Alaskan Leader’s four freezer/longline vessels are owned in partnership with the Bristol Bay Economic Development Corporation (BBEDC) and fish primarily for cod in the Bering Sea. Besides the frozen at sea fillets, Alaskan Leader also has developed markets for (and thereby monetized) all of the cod heads, livers and skins.
The presidential election is little more than a month away. Like all elections, this one has generated considerable interest, and, as a citizen, you may well be following it closely. But as an investor, how much should you be concerned about the outcome?
Probably not as much as you might think. Historically, the financial markets have done well – and done poorly – under both Democratic and Republican administrations. Also, many factors affecting investment performance have little or nothing to do with the occupant of the White House. Consequently, no one can claim, with any certainty, that one candidate is going to be “better for the markets” than another one.
The average American retires at about age 63, according to data from the U.S. Census Bureau. If you enjoy your work, of course, you may want to go well beyond that age. But what if you don’t want to wait until 63 or so? Can you afford to retire early?

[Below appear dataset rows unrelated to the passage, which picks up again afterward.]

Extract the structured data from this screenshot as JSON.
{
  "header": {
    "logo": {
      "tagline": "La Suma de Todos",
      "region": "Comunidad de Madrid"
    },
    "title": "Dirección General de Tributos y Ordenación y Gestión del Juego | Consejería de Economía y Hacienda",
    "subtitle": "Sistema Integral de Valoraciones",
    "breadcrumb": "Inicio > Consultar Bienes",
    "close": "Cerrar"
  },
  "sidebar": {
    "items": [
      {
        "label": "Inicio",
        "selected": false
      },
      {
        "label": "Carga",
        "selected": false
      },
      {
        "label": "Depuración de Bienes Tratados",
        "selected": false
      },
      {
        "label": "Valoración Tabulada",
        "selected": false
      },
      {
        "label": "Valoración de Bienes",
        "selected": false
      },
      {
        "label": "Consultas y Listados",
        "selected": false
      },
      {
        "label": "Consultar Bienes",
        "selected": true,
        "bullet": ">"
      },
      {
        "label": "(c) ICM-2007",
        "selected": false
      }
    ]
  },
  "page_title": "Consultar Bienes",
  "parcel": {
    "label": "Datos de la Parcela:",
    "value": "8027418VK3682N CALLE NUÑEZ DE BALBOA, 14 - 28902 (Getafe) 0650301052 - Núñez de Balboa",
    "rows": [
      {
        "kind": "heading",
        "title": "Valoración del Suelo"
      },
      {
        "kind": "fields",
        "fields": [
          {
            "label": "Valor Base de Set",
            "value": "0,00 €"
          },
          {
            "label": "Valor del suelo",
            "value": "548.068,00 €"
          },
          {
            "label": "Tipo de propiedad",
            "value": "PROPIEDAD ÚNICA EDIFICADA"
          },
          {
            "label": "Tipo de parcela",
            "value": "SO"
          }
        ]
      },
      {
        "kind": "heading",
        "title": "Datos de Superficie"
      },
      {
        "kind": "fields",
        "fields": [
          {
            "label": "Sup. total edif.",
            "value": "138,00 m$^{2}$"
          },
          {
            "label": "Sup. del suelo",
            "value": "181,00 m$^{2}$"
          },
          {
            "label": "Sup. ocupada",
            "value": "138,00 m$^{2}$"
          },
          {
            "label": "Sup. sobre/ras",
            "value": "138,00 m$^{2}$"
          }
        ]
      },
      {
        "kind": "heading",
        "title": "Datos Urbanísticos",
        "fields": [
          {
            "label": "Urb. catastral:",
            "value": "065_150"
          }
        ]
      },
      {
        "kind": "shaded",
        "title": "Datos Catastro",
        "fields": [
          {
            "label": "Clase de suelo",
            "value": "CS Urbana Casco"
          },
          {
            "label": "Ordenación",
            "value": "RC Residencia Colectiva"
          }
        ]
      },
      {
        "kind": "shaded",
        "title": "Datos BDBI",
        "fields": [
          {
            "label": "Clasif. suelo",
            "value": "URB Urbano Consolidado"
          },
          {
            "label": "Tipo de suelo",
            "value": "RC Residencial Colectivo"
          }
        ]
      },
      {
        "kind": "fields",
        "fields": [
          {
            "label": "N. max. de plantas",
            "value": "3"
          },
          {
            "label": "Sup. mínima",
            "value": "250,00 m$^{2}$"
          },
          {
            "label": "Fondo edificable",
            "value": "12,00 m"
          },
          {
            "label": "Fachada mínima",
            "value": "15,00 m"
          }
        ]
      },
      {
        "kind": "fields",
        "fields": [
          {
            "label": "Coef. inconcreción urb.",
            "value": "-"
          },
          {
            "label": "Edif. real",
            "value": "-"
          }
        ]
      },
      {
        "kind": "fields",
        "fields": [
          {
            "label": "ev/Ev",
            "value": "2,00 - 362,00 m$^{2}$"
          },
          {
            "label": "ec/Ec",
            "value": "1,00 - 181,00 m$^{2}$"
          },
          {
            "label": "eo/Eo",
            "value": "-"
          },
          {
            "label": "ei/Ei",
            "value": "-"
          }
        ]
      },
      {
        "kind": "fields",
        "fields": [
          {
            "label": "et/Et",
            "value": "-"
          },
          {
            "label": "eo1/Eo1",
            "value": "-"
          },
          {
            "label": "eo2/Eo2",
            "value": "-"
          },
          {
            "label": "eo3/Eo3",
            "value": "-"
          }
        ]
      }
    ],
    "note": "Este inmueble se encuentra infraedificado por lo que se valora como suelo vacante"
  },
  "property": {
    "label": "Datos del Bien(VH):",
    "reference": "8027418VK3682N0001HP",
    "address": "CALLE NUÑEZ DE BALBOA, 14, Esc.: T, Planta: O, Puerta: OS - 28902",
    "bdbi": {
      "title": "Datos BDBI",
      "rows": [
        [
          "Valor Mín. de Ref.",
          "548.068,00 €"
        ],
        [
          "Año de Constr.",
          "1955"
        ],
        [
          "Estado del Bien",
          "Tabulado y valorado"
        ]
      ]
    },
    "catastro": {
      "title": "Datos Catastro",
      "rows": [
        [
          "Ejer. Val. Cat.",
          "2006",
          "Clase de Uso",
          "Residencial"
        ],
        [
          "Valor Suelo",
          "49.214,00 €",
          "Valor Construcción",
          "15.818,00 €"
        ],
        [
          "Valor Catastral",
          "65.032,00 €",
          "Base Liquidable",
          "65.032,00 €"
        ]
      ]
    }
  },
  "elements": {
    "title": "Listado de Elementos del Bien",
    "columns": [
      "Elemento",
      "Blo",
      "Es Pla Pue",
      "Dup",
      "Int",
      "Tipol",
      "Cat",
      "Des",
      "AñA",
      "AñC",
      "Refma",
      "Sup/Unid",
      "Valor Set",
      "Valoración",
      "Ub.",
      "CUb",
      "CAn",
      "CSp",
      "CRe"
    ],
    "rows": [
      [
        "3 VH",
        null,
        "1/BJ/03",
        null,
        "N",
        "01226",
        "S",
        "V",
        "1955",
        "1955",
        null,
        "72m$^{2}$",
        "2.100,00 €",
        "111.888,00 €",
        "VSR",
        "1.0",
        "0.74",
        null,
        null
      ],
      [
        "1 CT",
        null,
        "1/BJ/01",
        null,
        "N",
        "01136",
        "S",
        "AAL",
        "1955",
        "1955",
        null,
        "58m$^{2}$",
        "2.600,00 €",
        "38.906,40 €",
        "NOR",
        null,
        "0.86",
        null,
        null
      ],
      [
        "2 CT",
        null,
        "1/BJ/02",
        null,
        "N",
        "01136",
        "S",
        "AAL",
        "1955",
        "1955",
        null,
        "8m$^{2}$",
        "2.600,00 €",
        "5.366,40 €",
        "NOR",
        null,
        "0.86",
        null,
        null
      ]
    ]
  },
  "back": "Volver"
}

Possibly – if you follow these suggestions:
It surprises many people across the state that fall is one of the busiest times for Alaska’s fishing industry from the Panhandle to the Bering Sea. As salmon season gets tucked away, hundreds of boats of all gear types are still out on the water, or gearing up for even more openers in just a few weeks.
Here’s a sampler:
It’s Open Enrollment Season, so if you work for a medium- or large-sized company, you will need to make some choices regarding your employee benefits — and these choices can have a big impact on your financial situation.
Depending on your employer, your benefits package may include various types of insurance, plus access to a 401(k) or similar retirement plan. Here are some suggestions for getting the most out of these benefits: